#47174, "RE: Round casting on bow" In response to Reply # 4
Thank you Mike!!!! I didn't know about the anchor being used for towing as well. I'm interested in the hawsepipe cover, and where this cable was attached. The cover seems too big to fit through the hole.
Also, where did they pay out this cable? Was it from the reel? It said it was stowed in the forecastle. That's over 660 feet of 50mm cable, a great deal to move out to the bow.I agree with you about the arrangement!!! Thanks again for the cool info. Charles
#47176, "RE: Round casting on bow" In response to Reply # 5
Interesting reading, about the anchor and tow cable. I am wondering about the modeling of this bow hawsepipe. In the rivet-counter tutorial (section 26 - improving the bow hawse) it talks about drilling out this part on the model to give it a more 3 dimensional look. However, in the photos in this thread, it shows some sort of cover on the bow hawse. Would this cover not always be on, unless the bow hawse was actually in use, and hence appear flat as molded on the minicraft 1:350?
#47177, "RE: Round casting on bow" In response to Reply # 6
You can model certainly the center hawsehole either way -- plugged or open. With the plug in place, the plug is still somewhat visible even when painted black, since it protruded slightly above flush with the hawsehole lip. However, I would suggest evaluating this feature carefully since, at 1:350 scale, depicting a protrusion that will stand off from the surrounding surface by only a few thousandths of an inch at scale can be very difficult to model. (In other words, it's better to leave the spot flat than to add a feature that might end up being grossly out of scale.)
As far as the opened or closed hawsehole is concerned, generally speaking, the center hawsehole, which opened directly in the forward windlass compartment beneath the fo'c'sl, was always plugged at sea to prevent the inflow of water the would occur if the ship's head plunged into green water. In port, particularly in Southampton, the plug was removed and the center hawser deployed to be used as a tow line by the tug at the center which was tasked with helping the ship maintain heading when approaching the docks, where steerageway was lost with the ship's greatly reduced speed. Perhaps the best examples of the center hawser being used in this fashion are the series of photos of Titanic outbound to begine her builder's trials.
The following pictures show, respectively, Olympic and Titanic (in drydock) with the hawsehole plug installed, and Titanic laying at Southampton with the plug removed:
#47182, "RE: Round casting on bow" In response to Reply # 7
One poster above mentioned that this seems very unseamanlike. I would point out that by Titanic's time British seamen had hundreds of years of experience in the use of various purchases to hoist heavy objects overboard such as cannons, ships' boats, etc, to the point where such excercises were quite routine. Just because we cannot imagine how such as thing was done doesn't mean it wasn't feasible.

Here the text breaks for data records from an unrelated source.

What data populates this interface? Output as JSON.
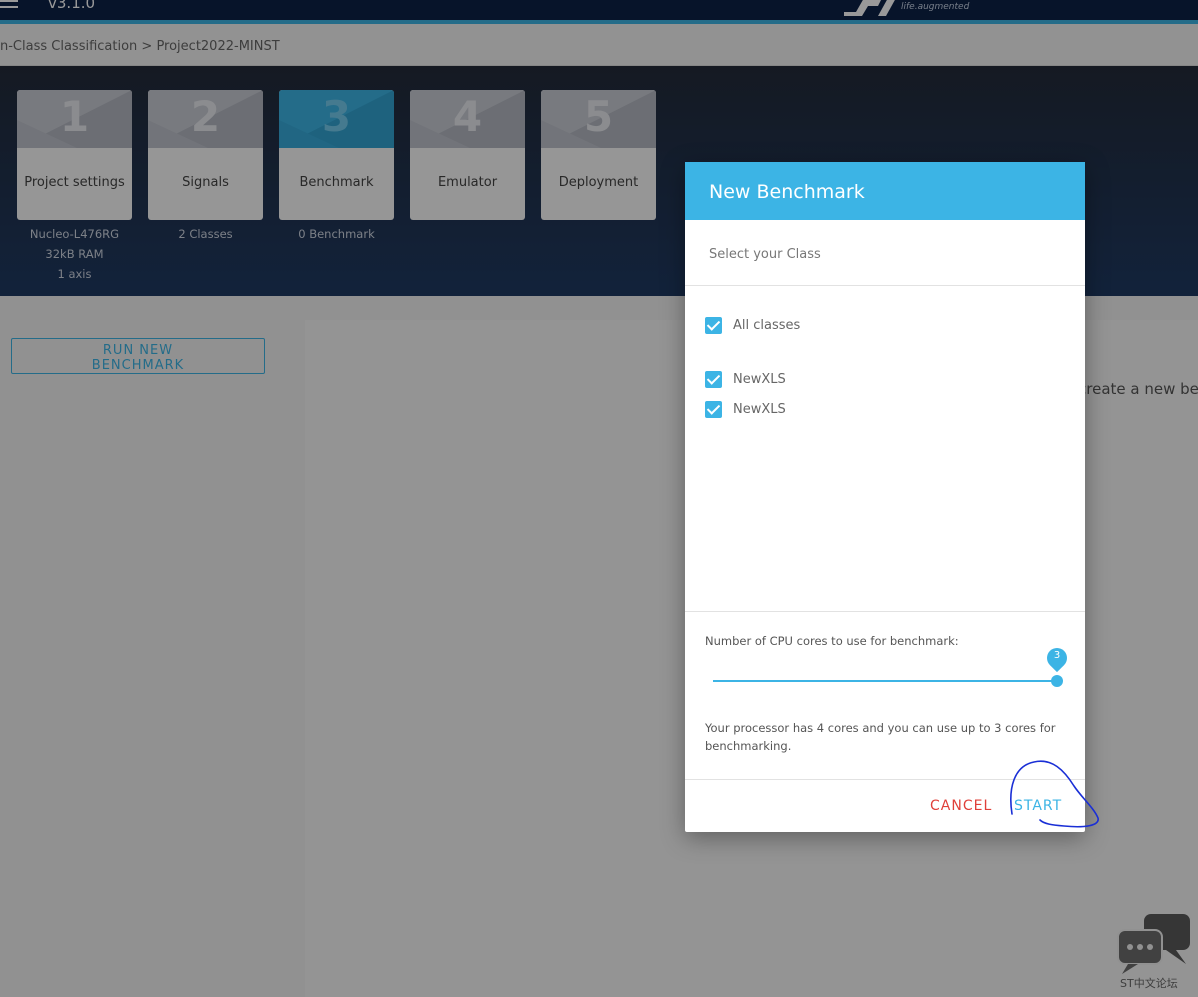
{
  "header": {
    "version": "v3.1.0",
    "tagline": "life.augmented"
  },
  "breadcrumb": "n-Class Classification > Project2022-MINST",
  "steps": [
    {
      "number": "1",
      "label": "Project settings",
      "sub": [
        "Nucleo-L476RG",
        "32kB RAM",
        "1 axis"
      ]
    },
    {
      "number": "2",
      "label": "Signals",
      "sub": [
        "2 Classes"
      ]
    },
    {
      "number": "3",
      "label": "Benchmark",
      "sub": [
        "0 Benchmark"
      ]
    },
    {
      "number": "4",
      "label": "Emulator",
      "sub": []
    },
    {
      "number": "5",
      "label": "Deployment",
      "sub": []
    }
  ],
  "content": {
    "run_button_line1": "RUN NEW",
    "run_button_line2": "BENCHMARK",
    "hint": "create a new ben"
  },
  "modal": {
    "title": "New Benchmark",
    "subtitle": "Select your Class",
    "all_classes_label": "All classes",
    "classes": [
      "NewXLS",
      "NewXLS"
    ],
    "cores_label": "Number of CPU cores to use for benchmark:",
    "cores_value": "3",
    "processor_text": "Your processor has 4 cores and you can use up to 3 cores for benchmarking.",
    "cancel_label": "CANCEL",
    "start_label": "START"
  },
  "chat_widget": {
    "caption": "ST中文论坛"
  },
  "colors": {
    "accent": "#3cb4e5",
    "navy": "#0d2247",
    "cancel": "#e0403a"
  }
}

Second, although the center hawser was used as a means of towing the ship forward out of her berth, as seen clearly in the Courtney photos taken at Southampton, disabuse yourself of any idea that this would have worked at sea. Successful towing in open waters with a vessel as large and as heavy as Titanic demands a significant catenary in the towing cable, meaning the ships have to be far enough apart for the cable to sag quite deeply in the water. In researching Titanic's center anchor I consulted with a firm that manufacturers some of the largest commercial anchors in the world, and the president of that firm assured me that the length of Titanic's center hawser was far too short to allow a sufficient catenary. It could certainly have been attempted out of desperation, but in anything but the calmest seas and/or with the ship significantly flooded the cable would have parted almost immediately.
#47183, "RE: Round casting on bow" In response to Reply # 8
Great description and photos of the bow hawse. Sounds like it was used more often then I though, so now, I will have to decide whether to model it open or closed. Any idea how the plug would have been removed or inserted? It looks like it would have to be done from the outside somehow.